JACKSON, Miss. (WLBT) - Frontline healthcare workers are hailed as some of the heroes as the fight against COVID-19 continues. And as some sense of normalcy is returning, they’re still pushing forward with that fight.
To some degree, their mindset has shifted going into year two.
Things have changed in the last year as it relates to COVID. Dr. Teri Dyess at St. Dominic Hospital says in some ways, it’s for the better.
“We have all the new medicines coming out we’ve learned you want to intubate last,” explained Dyess. “We try everything before intubation. It has come such a long way.”
But even with a year of treating the virus under their belt, it’s taken its toll.
“This is a big deal for burn out for a lot of physicians,” noted Dyess. “A lot of depression, anxiety in the whole entire medical staff. We had a physician suicide here. We lost one of our nurses to COVID, died here.”
Logistics have changed down to giving patients cards with their photo on them so that they know who’s behind all the PPE.
“Many of us came into this with this... we’re going to fight this,” added Dyess. “This is a pandemic. This is what we’ve trained for and we’re gonna beat this. And it became weary when we couldn’t beat it. But I forgot we have to do to celebrate a little wins and the lives saved.”
It’s stories like that of Tansy Rawls that Dyess is focusing on to push through year two. Last week marked one year since Rawls was admitted to St. Dominic’s.
“It’s serious,” said Rawls. “You don’t want it. It could be really bad because if you have any underlying conditions, like I have MS, it could just wipe you out. Because I had one failure, heart failure, I got dialysis, kidney failure, everything is just collapsing.”
She was on the ventilator 21 days and didn’t leave for another 10 after that.
“Still a lot of times I was scared,” said Rawls. “I would just pray ‘Jehovah please don’t leave me, stay with me.’ Sometimes I was really scared.”
She’s now one of the miracle patients. Although she couldn’t walk when she left, she’s back to walking again.
“It’s a real thing and it ain’t nothing to play with,” added Rawls.
But we can’t forget, COVID is leaving a mark on communities big and small. Lawrence County Hospital has 25 beds. And nurses Tonjia Lang won’t sugar coat what this time last year looked like.
“Everybody in the state can attest to this, we were all just winging it really because you just did what you could to take care of the patients and hopefully they didn’t deteriorate,” said RN Lang.
When transfers were hard to come by, they weren’t left with a lot of options.
“We were keeping them in the emergency room just like the larger hospitals dealing with ICU to which we do not have an ICU but we were working an ICU,” said RN Stephanie Langston.
“It’s really something you can’t describe to people,” added Lang. “Unless you’ve been there and you look in the eyes of a 45-year-old who couldn’t breathe and had an oxygen mask on, you can’t explain that to anybody. I’ve lost some really good people. I mean, we’ve lost some healthy people in this community that if it wasn’t for COVID, they’d still be here.”
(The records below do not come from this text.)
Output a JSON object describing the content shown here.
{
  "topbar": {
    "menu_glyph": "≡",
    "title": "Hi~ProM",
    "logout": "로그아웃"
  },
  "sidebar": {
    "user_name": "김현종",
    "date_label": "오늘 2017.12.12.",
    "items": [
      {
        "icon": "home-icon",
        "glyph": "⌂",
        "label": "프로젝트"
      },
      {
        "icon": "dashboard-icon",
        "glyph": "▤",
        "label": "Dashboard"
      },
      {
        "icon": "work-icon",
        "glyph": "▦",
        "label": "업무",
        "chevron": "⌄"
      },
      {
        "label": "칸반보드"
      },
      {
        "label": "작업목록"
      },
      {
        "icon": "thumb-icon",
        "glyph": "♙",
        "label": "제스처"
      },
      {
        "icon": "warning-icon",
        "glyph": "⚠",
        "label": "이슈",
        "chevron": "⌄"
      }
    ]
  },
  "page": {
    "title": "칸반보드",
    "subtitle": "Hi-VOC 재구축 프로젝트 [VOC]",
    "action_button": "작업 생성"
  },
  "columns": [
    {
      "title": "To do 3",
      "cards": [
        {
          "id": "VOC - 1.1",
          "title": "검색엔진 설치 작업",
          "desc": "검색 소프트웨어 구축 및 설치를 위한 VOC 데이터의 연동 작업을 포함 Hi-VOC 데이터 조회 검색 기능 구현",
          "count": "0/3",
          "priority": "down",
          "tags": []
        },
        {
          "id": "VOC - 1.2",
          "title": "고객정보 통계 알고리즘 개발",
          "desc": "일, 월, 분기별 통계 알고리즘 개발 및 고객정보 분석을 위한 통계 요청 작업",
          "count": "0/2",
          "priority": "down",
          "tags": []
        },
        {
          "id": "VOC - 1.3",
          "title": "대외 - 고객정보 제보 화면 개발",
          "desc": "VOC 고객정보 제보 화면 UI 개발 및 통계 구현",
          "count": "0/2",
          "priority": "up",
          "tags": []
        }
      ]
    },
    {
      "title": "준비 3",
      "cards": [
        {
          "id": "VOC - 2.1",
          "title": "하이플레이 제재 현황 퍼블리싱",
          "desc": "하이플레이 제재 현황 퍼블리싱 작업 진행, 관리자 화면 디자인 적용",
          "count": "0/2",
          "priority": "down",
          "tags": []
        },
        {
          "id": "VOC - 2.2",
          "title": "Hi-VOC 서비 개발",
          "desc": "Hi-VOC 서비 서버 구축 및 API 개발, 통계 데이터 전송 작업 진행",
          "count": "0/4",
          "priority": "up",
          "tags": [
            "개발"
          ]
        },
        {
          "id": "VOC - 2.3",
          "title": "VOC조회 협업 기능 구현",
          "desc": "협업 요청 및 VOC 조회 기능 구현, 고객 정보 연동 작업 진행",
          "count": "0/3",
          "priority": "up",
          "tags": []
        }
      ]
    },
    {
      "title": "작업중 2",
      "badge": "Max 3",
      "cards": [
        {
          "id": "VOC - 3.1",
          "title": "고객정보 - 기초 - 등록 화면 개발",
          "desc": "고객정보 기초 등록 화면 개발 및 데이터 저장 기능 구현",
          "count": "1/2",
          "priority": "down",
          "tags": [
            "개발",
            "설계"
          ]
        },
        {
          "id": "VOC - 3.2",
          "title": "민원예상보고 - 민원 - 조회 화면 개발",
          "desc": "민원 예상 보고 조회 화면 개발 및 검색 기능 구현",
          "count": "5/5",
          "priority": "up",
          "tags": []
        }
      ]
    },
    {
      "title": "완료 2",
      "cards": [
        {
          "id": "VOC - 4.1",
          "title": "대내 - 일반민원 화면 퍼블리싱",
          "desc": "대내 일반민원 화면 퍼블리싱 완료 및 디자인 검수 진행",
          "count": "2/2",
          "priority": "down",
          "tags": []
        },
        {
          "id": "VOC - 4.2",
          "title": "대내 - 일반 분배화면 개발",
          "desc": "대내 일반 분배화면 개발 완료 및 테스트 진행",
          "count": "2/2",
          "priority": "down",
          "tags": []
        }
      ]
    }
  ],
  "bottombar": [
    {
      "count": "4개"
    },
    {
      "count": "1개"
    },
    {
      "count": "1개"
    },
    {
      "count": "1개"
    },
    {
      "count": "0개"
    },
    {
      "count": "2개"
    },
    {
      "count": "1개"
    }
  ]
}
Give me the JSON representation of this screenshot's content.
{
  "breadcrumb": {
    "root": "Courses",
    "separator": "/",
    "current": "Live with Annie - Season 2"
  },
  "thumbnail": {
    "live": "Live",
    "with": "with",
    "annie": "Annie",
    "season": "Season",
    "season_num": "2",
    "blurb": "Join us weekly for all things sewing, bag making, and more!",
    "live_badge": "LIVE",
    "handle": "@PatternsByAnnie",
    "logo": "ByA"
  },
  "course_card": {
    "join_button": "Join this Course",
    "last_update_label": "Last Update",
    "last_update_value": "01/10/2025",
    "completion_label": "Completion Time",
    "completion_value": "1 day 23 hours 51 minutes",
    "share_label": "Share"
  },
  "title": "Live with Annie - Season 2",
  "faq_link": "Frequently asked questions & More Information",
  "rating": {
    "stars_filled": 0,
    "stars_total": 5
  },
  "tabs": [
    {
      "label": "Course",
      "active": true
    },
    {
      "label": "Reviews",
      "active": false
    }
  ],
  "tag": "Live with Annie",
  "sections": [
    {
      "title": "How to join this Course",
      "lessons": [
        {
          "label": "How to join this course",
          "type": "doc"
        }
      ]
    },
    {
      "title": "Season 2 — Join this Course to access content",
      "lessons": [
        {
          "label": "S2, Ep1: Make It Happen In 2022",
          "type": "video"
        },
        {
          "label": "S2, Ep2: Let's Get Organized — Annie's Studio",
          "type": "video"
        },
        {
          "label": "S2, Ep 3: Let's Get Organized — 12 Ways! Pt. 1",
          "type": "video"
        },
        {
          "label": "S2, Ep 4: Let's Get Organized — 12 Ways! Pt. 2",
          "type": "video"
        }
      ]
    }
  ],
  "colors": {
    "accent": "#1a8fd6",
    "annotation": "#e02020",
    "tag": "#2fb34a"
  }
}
There are far fewer COVID patients in their hospital now. Because of that, they’ve been able to shift some of their mission to getting vaccine doses in as many arms as possible.
“I don’t even look at the numbers anymore,” said Lang. “I used to look at the numbers every single day to see how many cases. I don’t look at them anymore, not like I did. When it started going down, I just felt like we were doing something right.”
Volunteers are working the site every week alongside nurses from Lawrence County Hospital. It’s an even more personal mission for some like nurse Kristina Ready who became a patient last November.
“There’s a lot of controversy over whether to get it or not,” said Kristina Ready. “For me, it’s a no-brainer, my body doesn’t do well with COVID. I know that. So, for me I had to get it.”
They’ve noticed the older generations do seem more willing to roll up their sleeves. But with each shot, they know it’s one person less likely to end up in their care down the road at the hospital.
“They come through crying,” explained Langston of the elderly community members. “You get them on the phone and they’re crying. They are so, so thankful for the vaccine. So, yes I do see a light at the end of the tunnel.”